Show only those lines of the entries where the string "badge" is found.

Data items
◇ ◇ ◇ ◇ ◇ ◇ ◇

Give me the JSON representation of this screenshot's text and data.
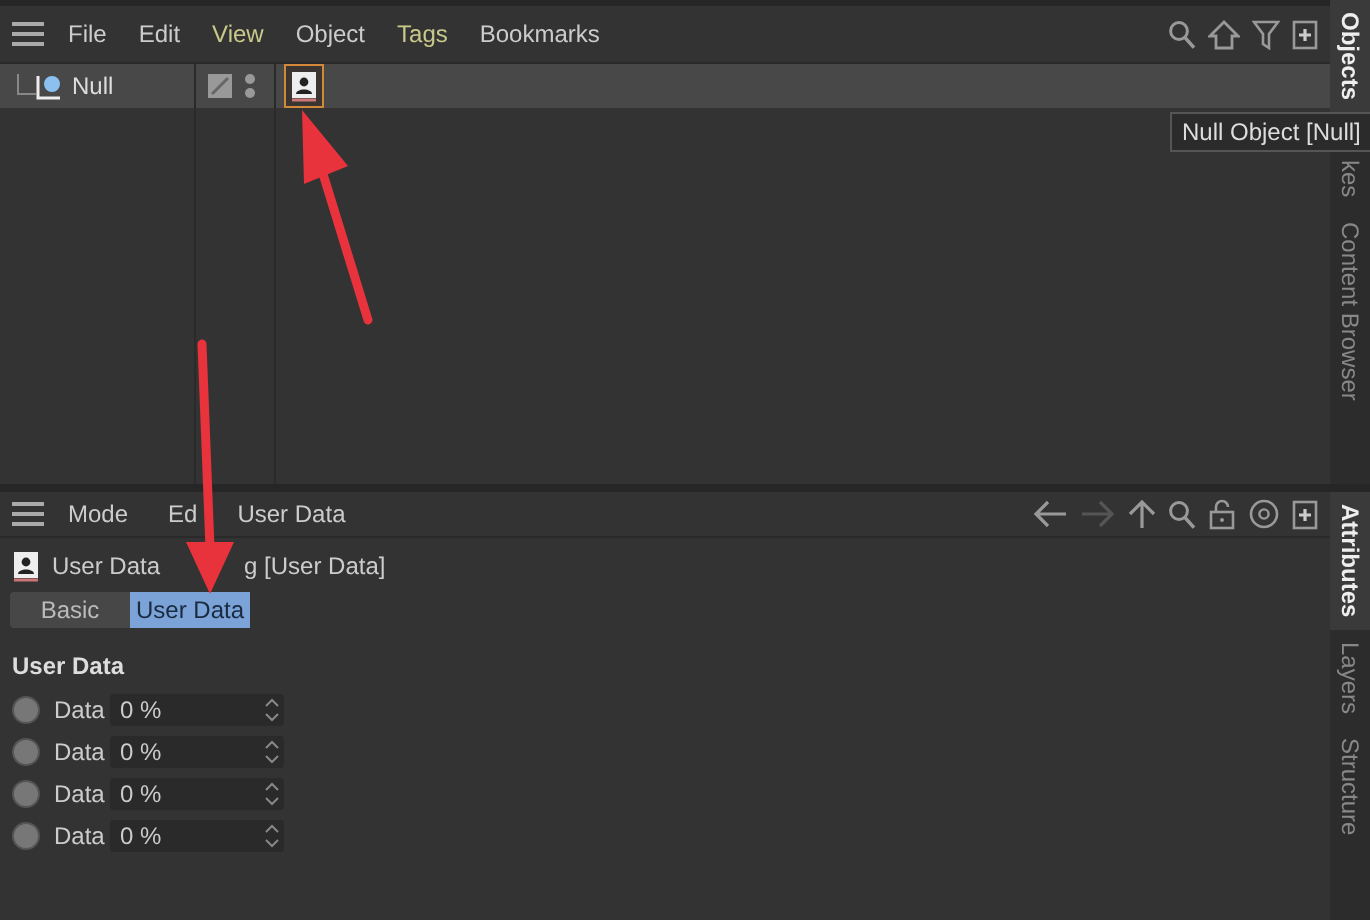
{
  "object_manager": {
    "menu": [
      {
        "label": "File",
        "highlighted": false
      },
      {
        "label": "Edit",
        "highlighted": false
      },
      {
        "label": "View",
        "highlighted": true
      },
      {
        "label": "Object",
        "highlighted": false
      },
      {
        "label": "Tags",
        "highlighted": true
      },
      {
        "label": "Bookmarks",
        "highlighted": false
      }
    ],
    "objects": [
      {
        "name": "Null",
        "tags": [
          {
            "kind": "user-data",
            "selected": true
          }
        ]
      }
    ],
    "tooltip": "Null Object [Null]"
  },
  "top_side_tabs": [
    {
      "label": "Objects",
      "selected": true
    },
    {
      "label": "kes",
      "selected": false
    },
    {
      "label": "Content Browser",
      "selected": false
    }
  ],
  "attribute_manager": {
    "menu": [
      "Mode",
      "Ed",
      "User Data"
    ],
    "title_parts": [
      "User Data",
      "g [User Data]"
    ],
    "tabs": [
      {
        "label": "Basic",
        "selected": false
      },
      {
        "label": "User Data",
        "selected": true
      }
    ],
    "group": "User Data",
    "fields": [
      {
        "label": "Data",
        "value": "0 %"
      },
      {
        "label": "Data",
        "value": "0 %"
      },
      {
        "label": "Data",
        "value": "0 %"
      },
      {
        "label": "Data",
        "value": "0 %"
      }
    ]
  },
  "bottom_side_tabs": [
    {
      "label": "Attributes",
      "selected": true
    },
    {
      "label": "Layers",
      "selected": false
    },
    {
      "label": "Structure",
      "selected": false
    }
  ]
}
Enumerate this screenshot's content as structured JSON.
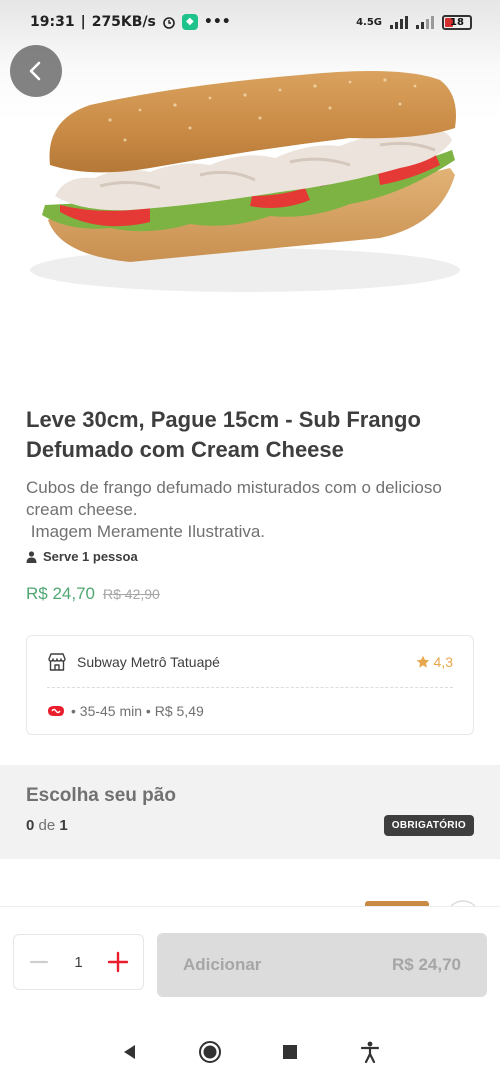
{
  "status_bar": {
    "time": "19:31",
    "speed": "275KB/s",
    "network": "4.5G",
    "battery": "18"
  },
  "header": {
    "back_icon": "chevron-left-icon"
  },
  "product": {
    "title": "Leve 30cm, Pague 15cm - Sub Frango Defumado com Cream Cheese",
    "description_line1": "Cubos de frango defumado misturados com o delicioso cream cheese.",
    "description_line2": " Imagem Meramente Ilustrativa.",
    "serves": "Serve 1 pessoa",
    "price": "R$ 24,70",
    "old_price": "R$ 42,90"
  },
  "store": {
    "name": "Subway Metrô Tatuapé",
    "rating": "4,3",
    "delivery_info": "• 35-45 min • R$ 5,49",
    "icons": {
      "store": "storefront-icon",
      "rating": "star-icon",
      "delivery": "delivery-badge-icon"
    }
  },
  "options_section": {
    "title": "Escolha seu pão",
    "count_selected": "0",
    "count_of": "de",
    "count_total": "1",
    "badge": "OBRIGATÓRIO"
  },
  "cart": {
    "quantity": "1",
    "add_label": "Adicionar",
    "add_price": "R$ 24,70"
  },
  "colors": {
    "price_green": "#50a773",
    "accent_red": "#ea1d2c",
    "star": "#e7a74e",
    "disabled_button": "#dcdcdc"
  }
}
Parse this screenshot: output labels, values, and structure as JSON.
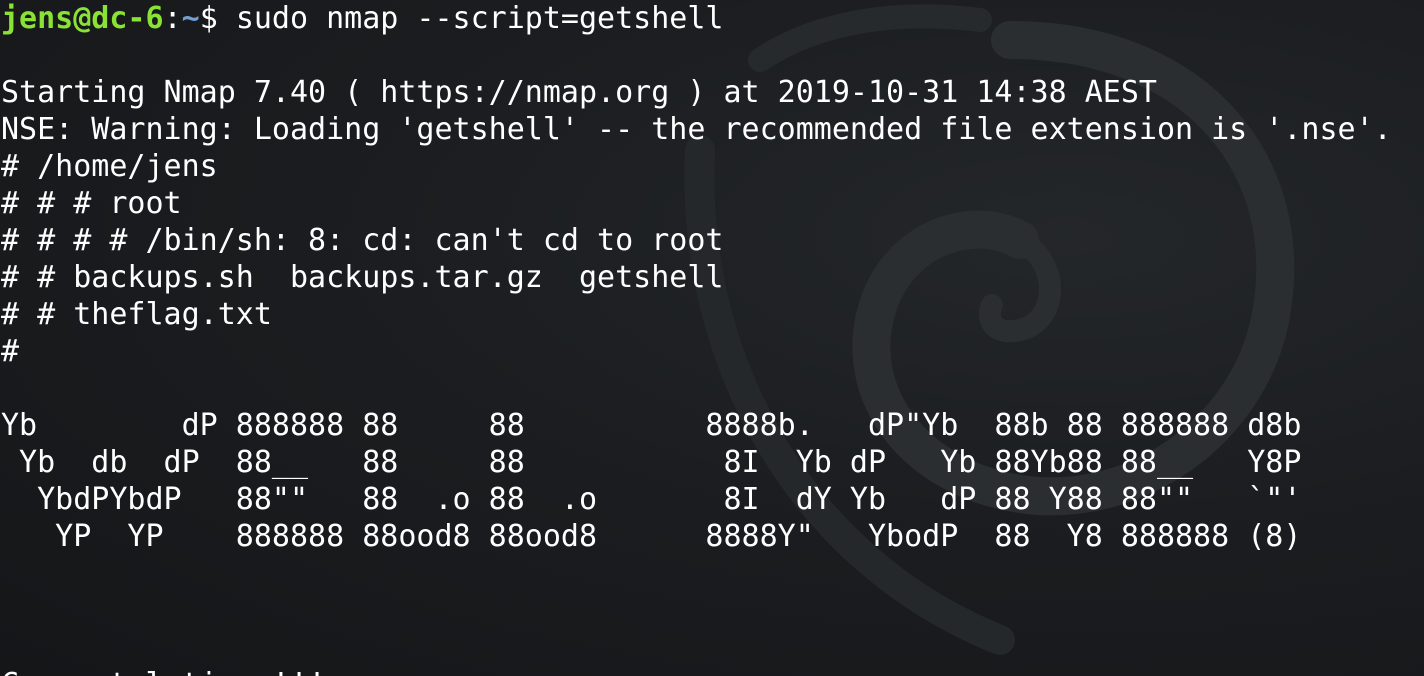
{
  "colors": {
    "background": "#17191b",
    "text": "#ffffff",
    "prompt_user": "#8ae234",
    "prompt_path": "#729fcf"
  },
  "wallpaper": {
    "icon": "debian-swirl-icon"
  },
  "prompt": {
    "user_host": "jens@dc-6",
    "separator": ":",
    "path": "~",
    "symbol": "$ ",
    "command": "sudo nmap --script=getshell"
  },
  "output": [
    "",
    "Starting Nmap 7.40 ( https://nmap.org ) at 2019-10-31 14:38 AEST",
    "NSE: Warning: Loading 'getshell' -- the recommended file extension is '.nse'.",
    "# /home/jens",
    "# # # root",
    "# # # # /bin/sh: 8: cd: can't cd to root",
    "# # backups.sh  backups.tar.gz  getshell",
    "# # theflag.txt",
    "#",
    "",
    "Yb        dP 888888 88     88          8888b.   dP\"Yb  88b 88 888888 d8b",
    " Yb  db  dP  88__   88     88           8I  Yb dP   Yb 88Yb88 88__   Y8P",
    "  YbdPYbdP   88\"\"   88  .o 88  .o       8I  dY Yb   dP 88 Y88 88\"\"   `\"'",
    "   YP  YP    888888 88ood8 88ood8      8888Y\"   YbodP  88  Y8 888888 (8)",
    "",
    "",
    "",
    "Congratulations!!!"
  ]
}
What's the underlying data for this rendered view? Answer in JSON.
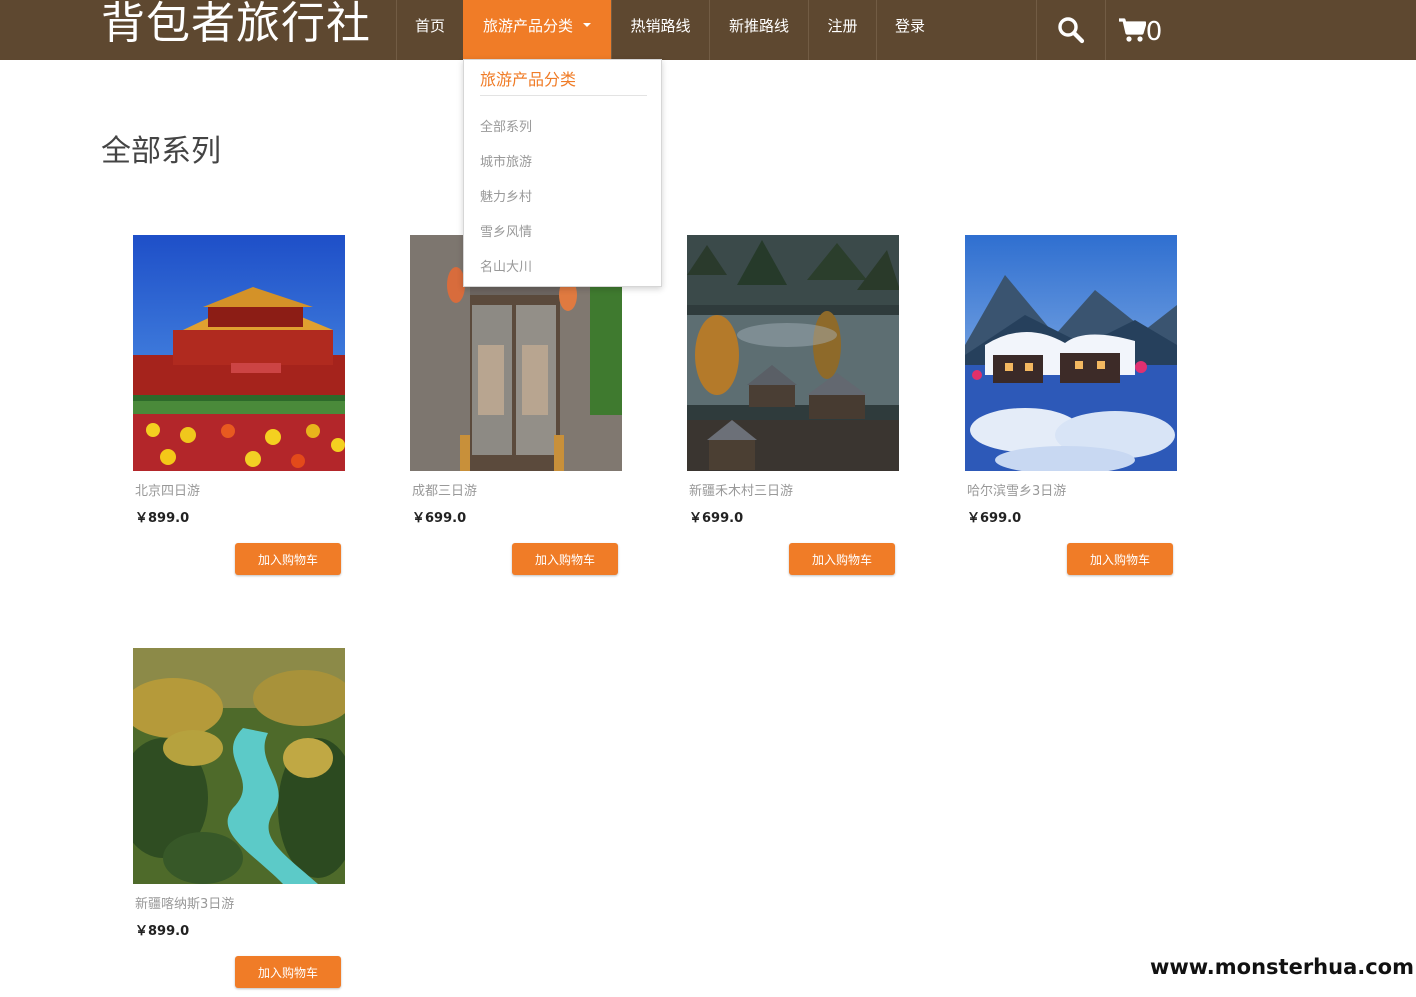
{
  "header": {
    "brand": "背包者旅行社",
    "nav": {
      "home": "首页",
      "category": "旅游产品分类",
      "hot": "热销路线",
      "new": "新推路线",
      "register": "注册",
      "login": "登录"
    },
    "cart_count": "0"
  },
  "dropdown": {
    "header": "旅游产品分类",
    "items": [
      "全部系列",
      "城市旅游",
      "魅力乡村",
      "雪乡风情",
      "名山大川"
    ]
  },
  "main": {
    "title": "全部系列",
    "products": [
      {
        "name": "北京四日游",
        "price": "￥899.0",
        "button": "加入购物车",
        "image": "tiananmen-gate"
      },
      {
        "name": "成都三日游",
        "price": "￥699.0",
        "button": "加入购物车",
        "image": "chengdu-old-door"
      },
      {
        "name": "新疆禾木村三日游",
        "price": "￥699.0",
        "button": "加入购物车",
        "image": "hemu-village"
      },
      {
        "name": "哈尔滨雪乡3日游",
        "price": "￥699.0",
        "button": "加入购物车",
        "image": "snow-town"
      },
      {
        "name": "新疆喀纳斯3日游",
        "price": "￥899.0",
        "button": "加入购物车",
        "image": "kanas-river"
      }
    ]
  },
  "watermark": "www.monsterhua.com",
  "colors": {
    "navbar": "#5e4830",
    "accent": "#f07c27"
  }
}
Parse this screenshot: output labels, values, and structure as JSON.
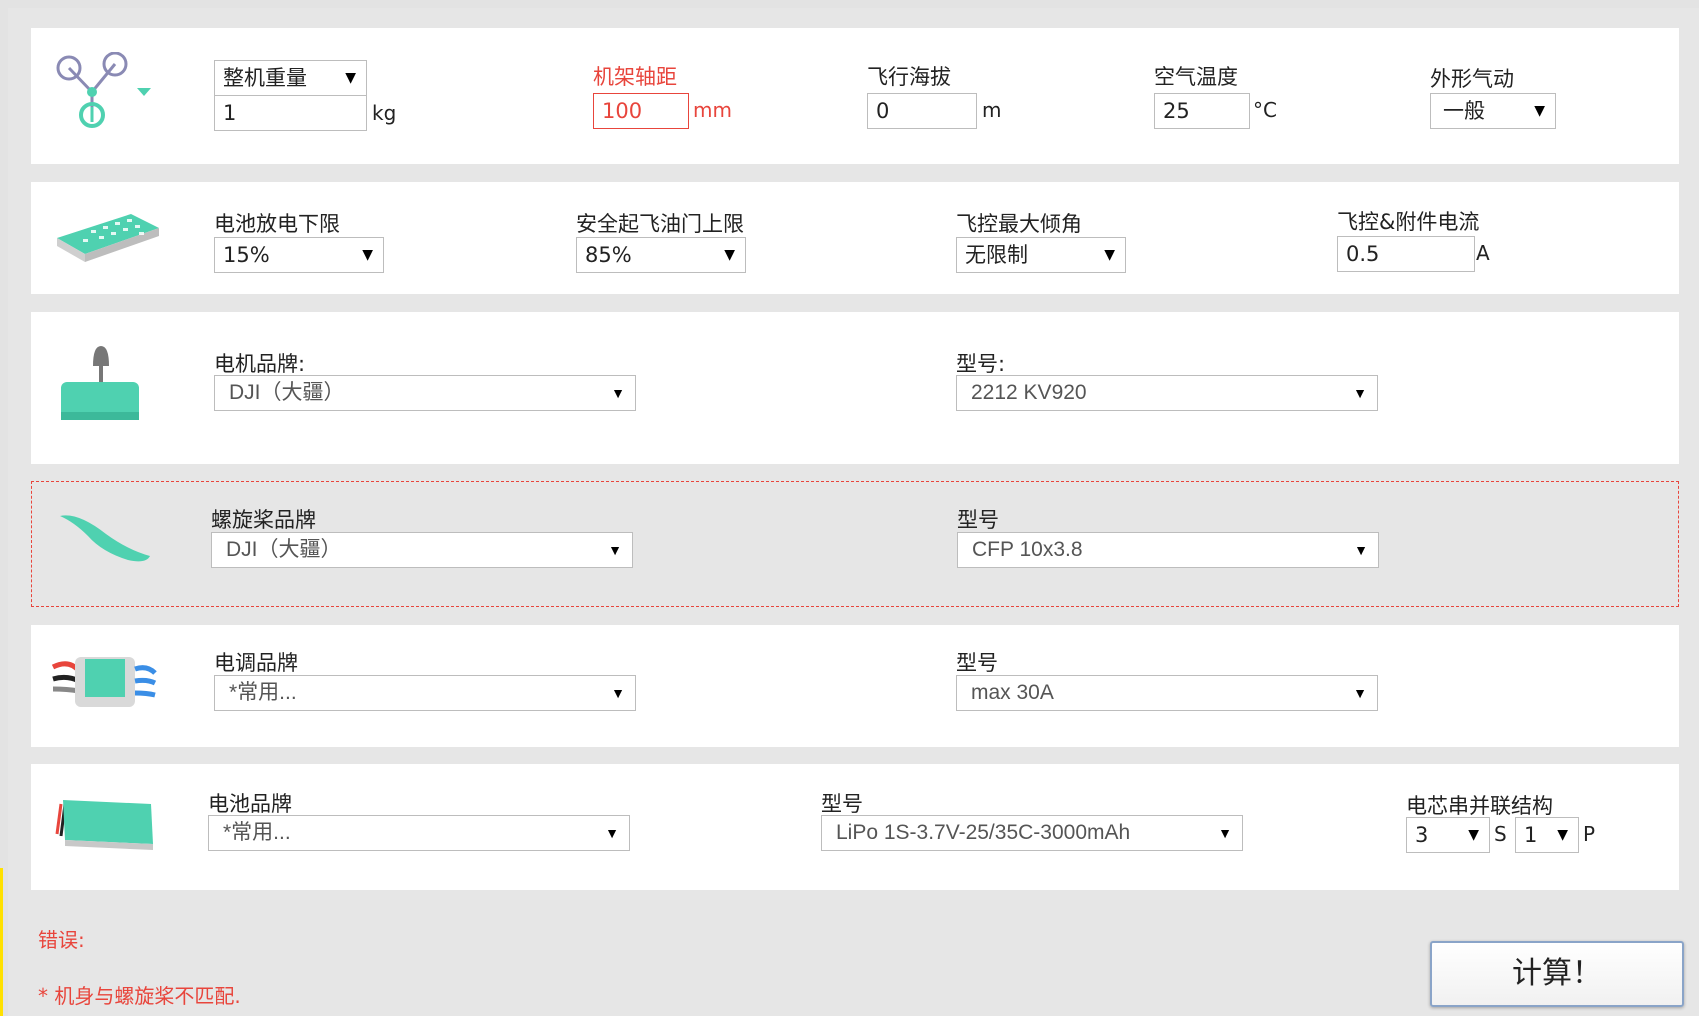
{
  "frame": {
    "weight_mode": "整机重量",
    "weight_value": "1",
    "weight_unit": "kg",
    "wheelbase_label": "机架轴距",
    "wheelbase_value": "100",
    "wheelbase_unit": "mm",
    "altitude_label": "飞行海拔",
    "altitude_value": "0",
    "altitude_unit": "m",
    "temp_label": "空气温度",
    "temp_value": "25",
    "temp_unit": "°C",
    "aero_label": "外形气动",
    "aero_value": "一般"
  },
  "flight": {
    "battery_min_label": "电池放电下限",
    "battery_min_value": "15%",
    "throttle_label": "安全起飞油门上限",
    "throttle_value": "85%",
    "tilt_label": "飞控最大倾角",
    "tilt_value": "无限制",
    "current_label": "飞控&附件电流",
    "current_value": "0.5",
    "current_unit": "A"
  },
  "motor": {
    "brand_label": "电机品牌:",
    "brand_value": "DJI（大疆）",
    "model_label": "型号:",
    "model_value": "2212 KV920"
  },
  "propeller": {
    "brand_label": "螺旋桨品牌",
    "brand_value": "DJI（大疆）",
    "model_label": "型号",
    "model_value": "CFP 10x3.8"
  },
  "esc": {
    "brand_label": "电调品牌",
    "brand_value": "*常用...",
    "model_label": "型号",
    "model_value": "max 30A"
  },
  "battery": {
    "brand_label": "电池品牌",
    "brand_value": "*常用...",
    "model_label": "型号",
    "model_value": "LiPo 1S-3.7V-25/35C-3000mAh",
    "cells_label": "电芯串并联结构",
    "series_value": "3",
    "series_unit": "S",
    "parallel_value": "1",
    "parallel_unit": "P"
  },
  "error": {
    "title": "错误:",
    "message": "* 机身与螺旋桨不匹配."
  },
  "calculate_label": "计算！",
  "colors": {
    "accent": "#4fd1b0",
    "error": "#e8453c",
    "panel_bg": "#ffffff",
    "page_bg": "#e3e3e3"
  }
}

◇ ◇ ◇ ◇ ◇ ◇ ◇

# [YOUR RESPONSE]
      "delivery": "delivery-badge-icon"
    "badge": "OBRIGATÓRIO"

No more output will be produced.